Your goal
A single number is the whole answer: the count of lines in the records where "engine" occurs.
Segment Start: Material for this exercise
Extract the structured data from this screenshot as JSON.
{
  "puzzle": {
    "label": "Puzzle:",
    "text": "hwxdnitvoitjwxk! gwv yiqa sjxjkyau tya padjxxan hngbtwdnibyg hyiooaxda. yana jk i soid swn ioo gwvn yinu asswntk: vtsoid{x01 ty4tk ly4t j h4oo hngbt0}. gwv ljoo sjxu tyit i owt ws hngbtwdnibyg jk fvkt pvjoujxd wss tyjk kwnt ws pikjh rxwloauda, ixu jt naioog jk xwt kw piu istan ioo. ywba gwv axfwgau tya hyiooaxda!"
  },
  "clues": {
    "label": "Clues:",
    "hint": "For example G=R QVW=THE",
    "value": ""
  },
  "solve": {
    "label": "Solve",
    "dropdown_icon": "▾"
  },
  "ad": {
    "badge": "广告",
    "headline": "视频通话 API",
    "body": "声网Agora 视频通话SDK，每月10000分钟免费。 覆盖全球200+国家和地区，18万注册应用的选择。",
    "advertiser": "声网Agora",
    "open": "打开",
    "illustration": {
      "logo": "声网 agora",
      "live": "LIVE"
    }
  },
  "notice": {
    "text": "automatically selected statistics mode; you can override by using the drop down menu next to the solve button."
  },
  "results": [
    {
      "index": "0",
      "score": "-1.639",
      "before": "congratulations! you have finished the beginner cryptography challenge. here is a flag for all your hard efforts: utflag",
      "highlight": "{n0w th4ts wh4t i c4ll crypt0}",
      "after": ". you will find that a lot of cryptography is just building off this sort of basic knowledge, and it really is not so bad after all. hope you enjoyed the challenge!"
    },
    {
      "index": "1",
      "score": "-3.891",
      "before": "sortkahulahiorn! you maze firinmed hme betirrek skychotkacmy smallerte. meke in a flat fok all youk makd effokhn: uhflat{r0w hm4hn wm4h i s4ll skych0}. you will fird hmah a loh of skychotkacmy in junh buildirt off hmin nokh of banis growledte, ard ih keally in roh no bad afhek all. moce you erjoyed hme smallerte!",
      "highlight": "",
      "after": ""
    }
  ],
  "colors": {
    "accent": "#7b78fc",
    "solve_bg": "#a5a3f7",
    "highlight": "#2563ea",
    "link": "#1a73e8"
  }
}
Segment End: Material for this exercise
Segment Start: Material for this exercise
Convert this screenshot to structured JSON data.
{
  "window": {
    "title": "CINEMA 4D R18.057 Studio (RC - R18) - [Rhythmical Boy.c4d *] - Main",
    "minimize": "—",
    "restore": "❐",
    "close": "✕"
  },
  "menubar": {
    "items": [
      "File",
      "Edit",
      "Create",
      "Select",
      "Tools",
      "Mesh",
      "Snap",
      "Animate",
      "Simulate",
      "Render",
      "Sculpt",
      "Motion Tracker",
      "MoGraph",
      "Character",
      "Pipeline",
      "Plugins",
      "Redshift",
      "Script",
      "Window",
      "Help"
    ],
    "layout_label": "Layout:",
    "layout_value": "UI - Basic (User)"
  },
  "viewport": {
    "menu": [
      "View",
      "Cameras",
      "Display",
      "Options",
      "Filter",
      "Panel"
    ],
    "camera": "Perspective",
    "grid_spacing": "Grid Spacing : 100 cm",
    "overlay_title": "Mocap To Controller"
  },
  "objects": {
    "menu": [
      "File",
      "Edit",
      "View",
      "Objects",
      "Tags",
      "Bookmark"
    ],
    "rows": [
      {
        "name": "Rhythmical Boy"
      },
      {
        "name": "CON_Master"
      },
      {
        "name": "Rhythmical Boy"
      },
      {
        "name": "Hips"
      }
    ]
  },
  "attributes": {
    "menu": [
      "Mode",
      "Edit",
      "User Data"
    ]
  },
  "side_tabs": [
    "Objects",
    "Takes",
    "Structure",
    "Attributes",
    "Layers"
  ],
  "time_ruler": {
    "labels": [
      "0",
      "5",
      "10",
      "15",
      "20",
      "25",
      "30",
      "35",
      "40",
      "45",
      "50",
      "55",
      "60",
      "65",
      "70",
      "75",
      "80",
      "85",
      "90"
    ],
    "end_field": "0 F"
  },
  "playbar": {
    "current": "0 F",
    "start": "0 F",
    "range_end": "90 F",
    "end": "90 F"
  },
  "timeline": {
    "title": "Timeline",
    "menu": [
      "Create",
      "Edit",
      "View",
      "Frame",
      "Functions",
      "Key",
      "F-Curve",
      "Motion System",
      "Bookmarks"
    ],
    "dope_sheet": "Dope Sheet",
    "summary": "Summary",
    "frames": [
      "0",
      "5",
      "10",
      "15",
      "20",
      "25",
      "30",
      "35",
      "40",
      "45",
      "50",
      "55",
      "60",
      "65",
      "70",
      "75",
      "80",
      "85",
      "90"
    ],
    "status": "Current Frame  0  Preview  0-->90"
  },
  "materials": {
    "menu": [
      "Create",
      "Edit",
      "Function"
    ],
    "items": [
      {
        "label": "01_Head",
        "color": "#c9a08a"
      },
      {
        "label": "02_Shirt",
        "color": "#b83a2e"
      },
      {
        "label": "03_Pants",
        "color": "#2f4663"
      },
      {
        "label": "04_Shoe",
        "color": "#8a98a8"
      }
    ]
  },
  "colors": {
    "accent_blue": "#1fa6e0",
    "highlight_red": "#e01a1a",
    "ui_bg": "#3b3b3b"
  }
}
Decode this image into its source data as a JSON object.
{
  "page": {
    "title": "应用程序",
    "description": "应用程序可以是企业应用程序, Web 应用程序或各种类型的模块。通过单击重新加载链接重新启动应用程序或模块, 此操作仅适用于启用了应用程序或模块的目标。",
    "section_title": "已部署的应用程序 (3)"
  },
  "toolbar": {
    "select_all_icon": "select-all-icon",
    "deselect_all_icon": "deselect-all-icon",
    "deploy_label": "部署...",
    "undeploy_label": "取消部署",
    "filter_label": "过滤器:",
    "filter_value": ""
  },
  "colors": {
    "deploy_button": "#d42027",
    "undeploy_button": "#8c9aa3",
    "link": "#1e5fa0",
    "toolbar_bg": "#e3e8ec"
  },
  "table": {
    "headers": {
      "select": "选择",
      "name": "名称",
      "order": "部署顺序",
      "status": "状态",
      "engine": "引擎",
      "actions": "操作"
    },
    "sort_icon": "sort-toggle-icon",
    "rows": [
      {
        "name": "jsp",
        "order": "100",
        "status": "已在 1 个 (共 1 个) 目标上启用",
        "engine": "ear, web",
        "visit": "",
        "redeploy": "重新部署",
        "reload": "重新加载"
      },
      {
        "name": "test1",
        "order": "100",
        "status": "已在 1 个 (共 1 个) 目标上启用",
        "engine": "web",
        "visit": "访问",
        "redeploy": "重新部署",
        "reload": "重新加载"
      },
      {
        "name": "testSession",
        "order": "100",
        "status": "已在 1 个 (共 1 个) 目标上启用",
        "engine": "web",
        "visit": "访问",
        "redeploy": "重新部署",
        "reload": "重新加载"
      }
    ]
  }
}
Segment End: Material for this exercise
Written answer
4